Citing PatentFiling datePublication dateApplicantTitle
US7735563 *Mar 10, 2005Jun 15, 2010Hydril Usa Manufacturing LlcPressure driven pumping system
US8308854 *Dec 15, 2009Nov 13, 2012Thermo Finnigan LlcHelium reclamation systems and methods for a gas chromatograph
US8322435 *May 5, 2010Dec 4, 2012Hydril Usa Manufacturing LlcPressure driven system
US8507382Dec 8, 2008Aug 13, 2013Foresight Processing, LlcSystems and methods for delivery of fluid-containing process material combinations
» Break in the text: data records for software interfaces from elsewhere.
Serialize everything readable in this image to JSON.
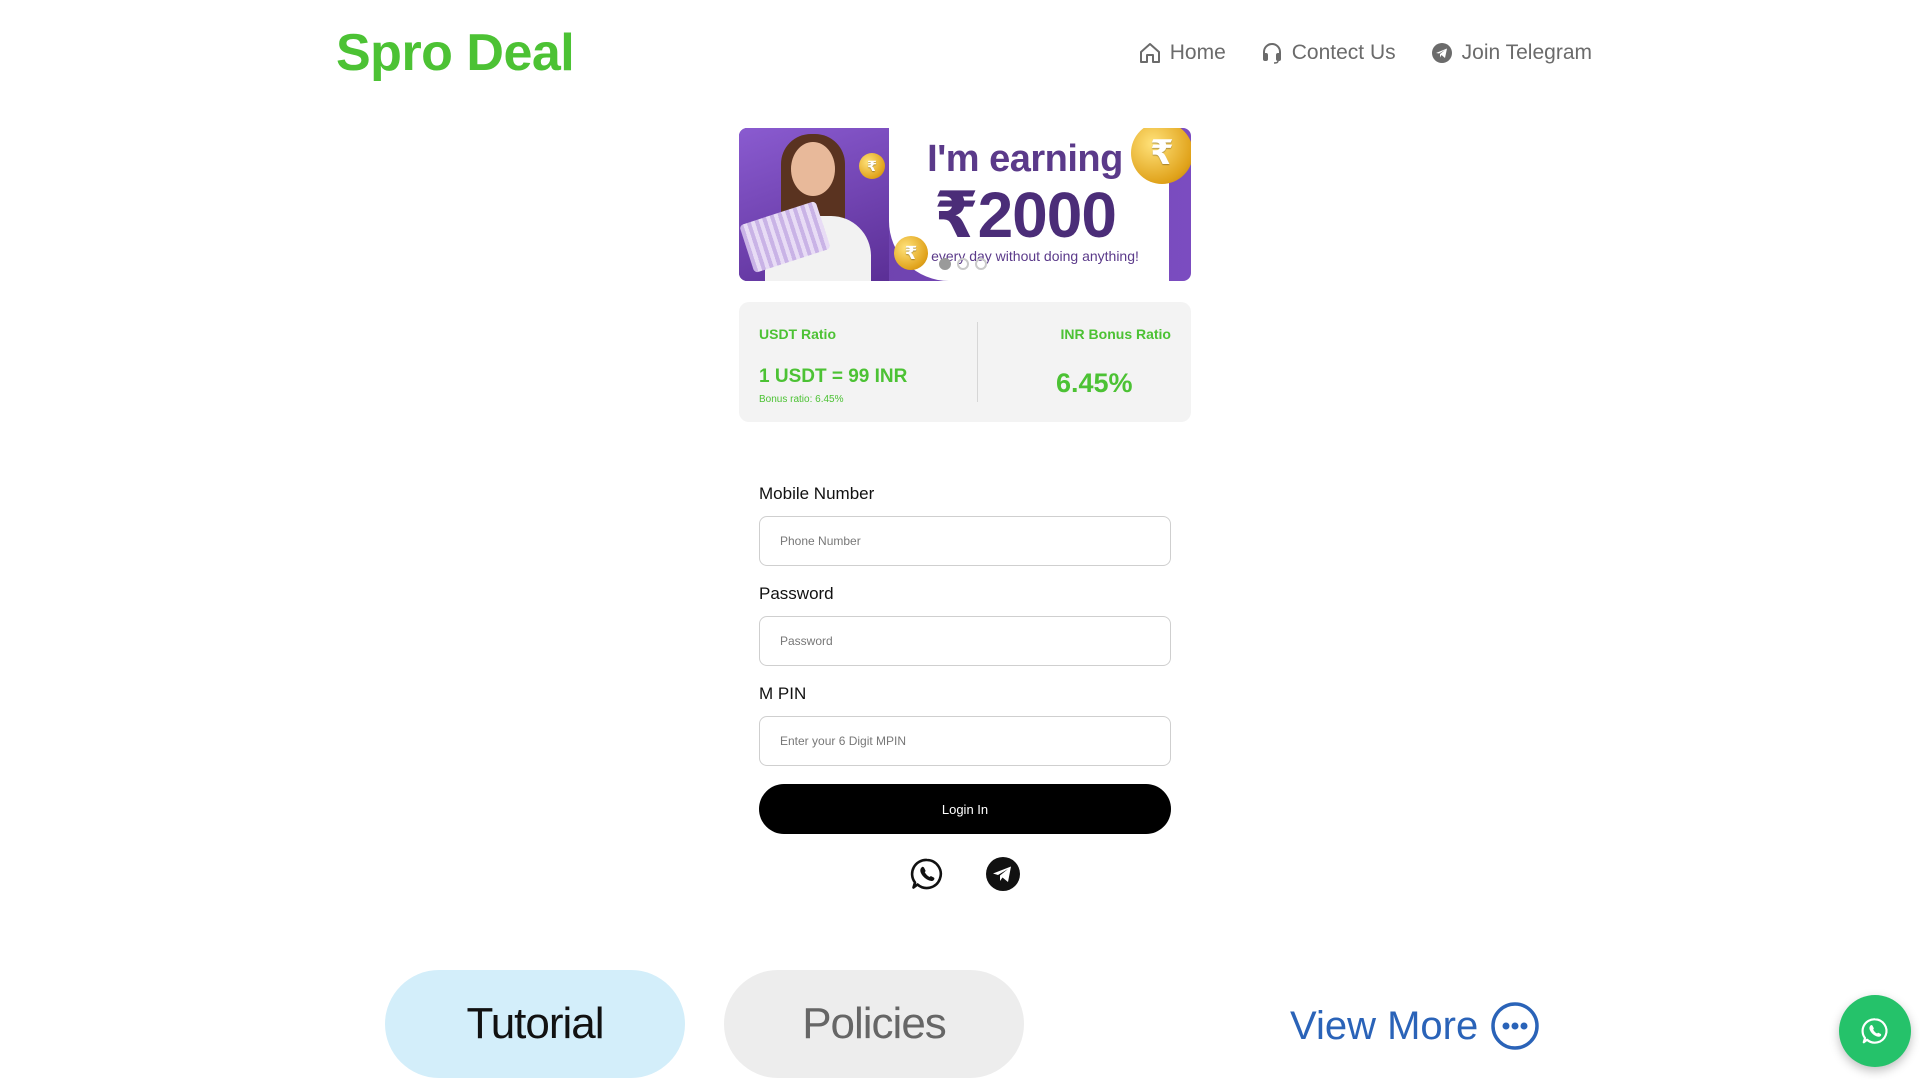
{
  "header": {
    "brand": "Spro Deal",
    "nav": [
      {
        "label": "Home",
        "icon": "home-icon"
      },
      {
        "label": "Contect Us",
        "icon": "headset-icon"
      },
      {
        "label": "Join Telegram",
        "icon": "telegram-icon"
      }
    ]
  },
  "banner": {
    "headline": "I'm earning",
    "amount": "₹2000",
    "subtext": "every day without doing anything!",
    "coin_symbol": "₹",
    "slide_count": 3,
    "active_slide": 0
  },
  "ratio": {
    "usdt_label": "USDT Ratio",
    "usdt_value": "1 USDT = 99 INR",
    "bonus_note": "Bonus ratio: 6.45%",
    "inr_label": "INR Bonus Ratio",
    "inr_value": "6.45%"
  },
  "form": {
    "mobile_label": "Mobile Number",
    "mobile_placeholder": "Phone Number",
    "password_label": "Password",
    "password_placeholder": "Password",
    "mpin_label": "M PIN",
    "mpin_placeholder": "Enter your 6 Digit MPIN",
    "login_label": "Login In"
  },
  "social": [
    "whatsapp-icon",
    "telegram-icon"
  ],
  "bottom": {
    "tutorial": "Tutorial",
    "policies": "Policies",
    "view_more": "View More"
  },
  "colors": {
    "brand_green": "#4cc234",
    "login_black": "#000000",
    "tutorial_bg": "#d3eefa",
    "policies_bg": "#ededed",
    "view_more_blue": "#2a63b8",
    "whatsapp_green": "#25c26a",
    "banner_purple": "#6a3fa8"
  }
}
US20100212156 *May 5, 2010Aug 26, 2010Hydril Usa Manufacturing LlcPressure Driven System
US20100243087 *Feb 10, 2010Sep 30, 2010Millipore CorporationSystem and pump apparatus for processing fluid samples
US20110138877 *Dec 15, 2009Jun 16, 2011Mccauley Edward BHelium Reclamation Systems and Methods for a Gas Chromatograph
Classifications
U.S. Classification417/390, 438/692, 438/693
International ClassificationB24B37/04, F04B15/00, F04B9/08, H01L21/461, G05D7/06, B24B57/02
Cooperative ClassificationG05D7/0676, B24B37/04, B24B57/02
European ClassificationB24B37/04, G05D7/06F4D, B24B57/02
Legal Events
DateCodeEventDescription
Sep 16, 2010FPAYFee payment
Year of fee payment: 4
Sep 30, 2002ASAssignment
Owner name: EMERSON ELECTRIC CO., MISSOURI
Free format text: ASSIGNMENT OF ASSIGNORS INTEREST;ASSIGNOR:WHEELER, MATTHEW G;REEL/FRAME:013135/0531
Effective date: 20020928